It’s exhausting. I know what I/my husband needs to do to ‘fix’ it. I know who to complain to, who to argue with. But is there a point to all of this? Is it worth it? What would happen if I stopped arguing?

Healthcare professionals, when you deal with patients with chronic illnesses, you’re only a tiny cog in a bigger machine. But, if one of the tiny cogs breaks or doesn’t do its job properly, the machine starts to break down, and it takes a hell of a lot of work to sort it all out and get it going again. Your role in it might seem small. You might not have any influence over how the entire system works. But the way you deal with patients matters, and I need people to see that.

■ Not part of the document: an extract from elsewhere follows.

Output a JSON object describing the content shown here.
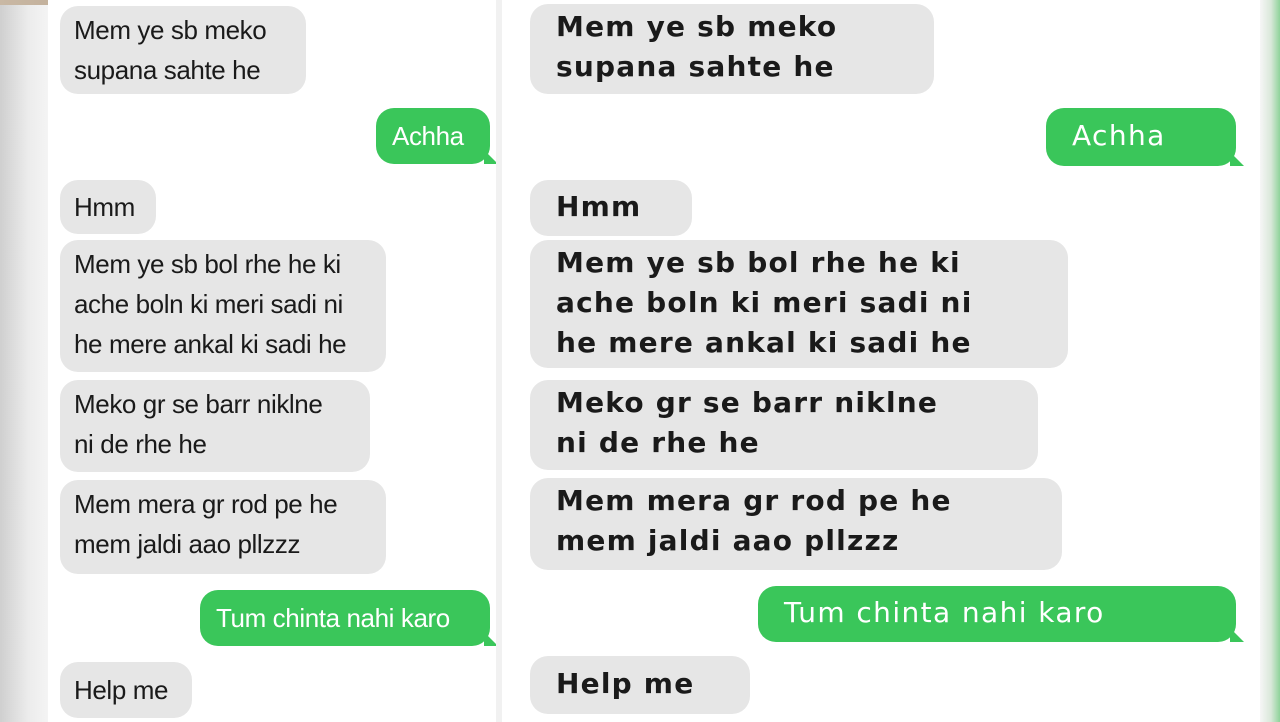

The system won’t get fixed overnight, but here are some things HCPs/admin staff could do to help me:

– don’t make me feel like it’s my fault or that I’m an inconvenience

– apologise, even if it’s not your fault. Saying ‘I’m sorry this has happened to you’ means a lot

– try to come up with a solution. Don’t just tell me the system is broken and there’s nothing you can do about it. Because there has to be, particularly if death is an outcome

– follow through on any promises you make. Don’t make me ring and chase you

– don’t blame other members of staff. Particularly if it’s not their fault. And definitely don’t try to play me or my husband off against me, which has happened

– take some of the chasing over for me. I’m always the go between- why can’t my surgery ring the pharmacy? Liaise with the hospital?

– I can tell if you’re lying to cover something up. So please don’t.

I’m assuming people go into medicine because they care about other human beings. Care doesn’t just mean dealing with me as an illness, it means showing me you care about me as a person, that it is all worth it and there is a point to my life. Make me feel like you care about me so that at least that battle is easier.